Holomisa said it might be wise after next year’s general election for all parties and South Africans interested in changing the political landscape to meet “and begin the discussion of how we can compete as an alternative government in the 2014 elections”.

“In the meantime there would be no harm for us to [continue reading]

source: Mmegi
WANETSHA MOSINYI
Staff Writer

Zulu Energy, a US-based coal bed methane exploration and development company has unexpectedly hit natural gas while drilling for coal bed methane in the Pandamatenga area.

The surprise discovery occurred during initial exploratory drilling by Nyati Resources, a wholly-owned subsidiary of Zulu Energy.

The company announced last week that as a precautionary measure, the well was temporarily shut until the required safety equipment is mobilised and installed at the drilling location.”During the initial phase of exploration in Botswana, we plan to drill approximately nine exploration wells to confirm the coal deposit, estimate the gas content of the coal and identify production pilot locations,” said Zulu chairman Brian Hughes.

“The discovery of a conventional deposit of natural gas at [continue reading]

source: Standay Standard
by Gowenius Toka
05.10.2008 1:04:34 P

Government is not about to consider any drastic alteration to the existing water and electricity tariffs for both commercial and domestic consumers. That is despite the fact that there is concern that it is not possible to attract foreign direct investment into the country as a result of the prohibitively high tariff rates.

Fears have been raised that the current problem of power supply and demand mismatch, which has resulted from South Africa’s Eskom’s decision to limit Botswana’s portion of their energy has the potential to impact on the availability of water.

This emerged at the official presentation of the Water Utilities Corporation Annual Report 2007/2008 to the Minister of Minerals, Energy and Water Resources, Ponatshego Kedikilwe, by Abednigo Humanly, who is [continue reading]

source: Mmegi
MONKAGEDI GAOTLHOBOGWE
Staff Writer

Only days after Kgalagadi Breweries and Botswana Breweries successfully had the government’s 30 percent levy on alcoholic beverages temporarily suspended by the High Court, President Ian Khama has raised the stakes.

In his Independence message on September 30, President Khama, who is the paramount chief of Bamangwato, blamed alcohol for most of the social ills besieging the nation.

Perhaps an indication that his government would rather implement sterner measures to fight alcohol abuse than bend to the wishes of the alcohol industry, Khama became the first state president ever to present shocking statistics on the magnitude of alcohol abuse in his Independence Day message.

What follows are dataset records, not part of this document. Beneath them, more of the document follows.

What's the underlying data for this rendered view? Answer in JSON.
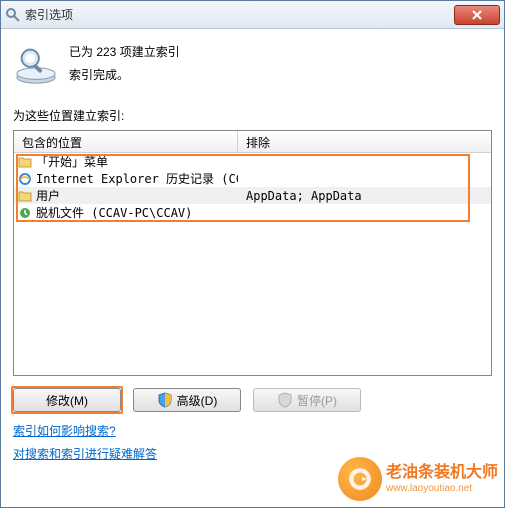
{
  "window": {
    "title": "索引选项"
  },
  "status": {
    "line1": "已为 223 项建立索引",
    "line2": "索引完成。"
  },
  "section_label": "为这些位置建立索引:",
  "columns": {
    "included": "包含的位置",
    "exclude": "排除"
  },
  "rows": [
    {
      "icon": "folder",
      "name": "「开始」菜单",
      "exclude": ""
    },
    {
      "icon": "ie",
      "name": "Internet Explorer 历史记录 (CCA...",
      "exclude": ""
    },
    {
      "icon": "folder",
      "name": "用户",
      "exclude": "AppData; AppData"
    },
    {
      "icon": "offline",
      "name": "脱机文件 (CCAV-PC\\CCAV)",
      "exclude": ""
    }
  ],
  "buttons": {
    "modify": "修改(M)",
    "advanced": "高级(D)",
    "pause": "暂停(P)"
  },
  "links": {
    "affect": "索引如何影响搜索?",
    "troubleshoot": "对搜索和索引进行疑难解答"
  },
  "watermark": {
    "title": "老油条装机大师",
    "url": "www.laoyoutiao.net"
  }
}
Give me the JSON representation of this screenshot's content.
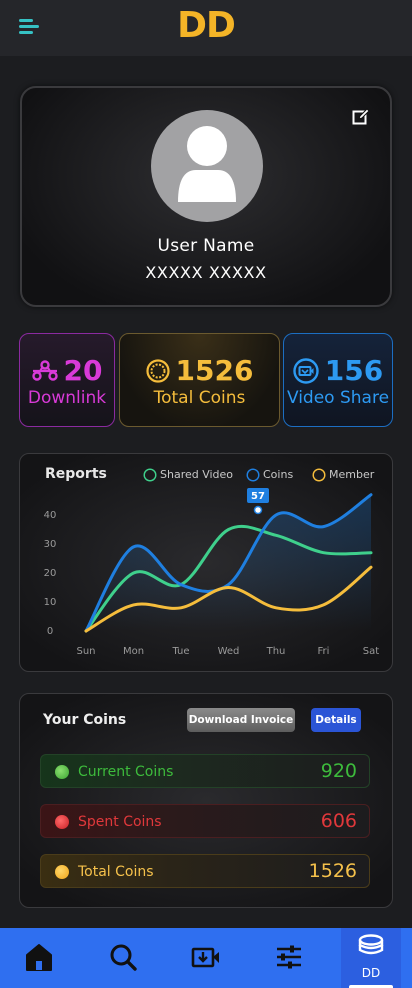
{
  "app": {
    "logo_text": "DD"
  },
  "profile": {
    "user_name": "User Name",
    "user_id": "XXXXX XXXXX"
  },
  "stats": [
    {
      "value": "20",
      "label": "Downlink",
      "icon": "network-icon",
      "color": "#d93ad8"
    },
    {
      "value": "1526",
      "label": "Total Coins",
      "icon": "coin-icon",
      "color": "#f5bd3c"
    },
    {
      "value": "156",
      "label": "Video Share",
      "icon": "video-share-icon",
      "color": "#2d9af2"
    }
  ],
  "reports": {
    "title": "Reports",
    "legend": [
      "Shared Video",
      "Coins",
      "Member"
    ],
    "tooltip": "57"
  },
  "chart_data": {
    "type": "line",
    "categories": [
      "Sun",
      "Mon",
      "Tue",
      "Wed",
      "Thu",
      "Fri",
      "Sat"
    ],
    "yticks": [
      0,
      10,
      20,
      30,
      40
    ],
    "ylim": [
      0,
      50
    ],
    "series": [
      {
        "name": "Shared Video",
        "color": "#3fd08c",
        "values": [
          0,
          20,
          16,
          35,
          33,
          27,
          27
        ]
      },
      {
        "name": "Coins",
        "color": "#1f7fe0",
        "values": [
          0,
          29,
          16,
          16,
          40,
          36,
          47
        ]
      },
      {
        "name": "Member",
        "color": "#f5bd3c",
        "values": [
          0,
          9,
          8,
          15,
          8,
          9,
          22
        ]
      }
    ],
    "legend_position": "top-right",
    "grid": false
  },
  "coins": {
    "title": "Your Coins",
    "download_label": "Download Invoice",
    "details_label": "Details",
    "rows": [
      {
        "label": "Current Coins",
        "value": "920"
      },
      {
        "label": "Spent Coins",
        "value": "606"
      },
      {
        "label": "Total Coins",
        "value": "1526"
      }
    ]
  },
  "nav": {
    "active_label": "DD",
    "items": [
      "home-icon",
      "search-icon",
      "video-upload-icon",
      "filter-sliders-icon",
      "coins-stack-icon"
    ]
  }
}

Quoting government statistics, Khama said a national household sample survey found that by the time, “our youth reach age 13, 18 percent were already drinkers, rising to 72 percent by the time they were 17. No responsible government, no government professing to be of, by and for the people, can afford to turn a blind eye to such circumstances”.

Khama said: “The challenge of [continue reading]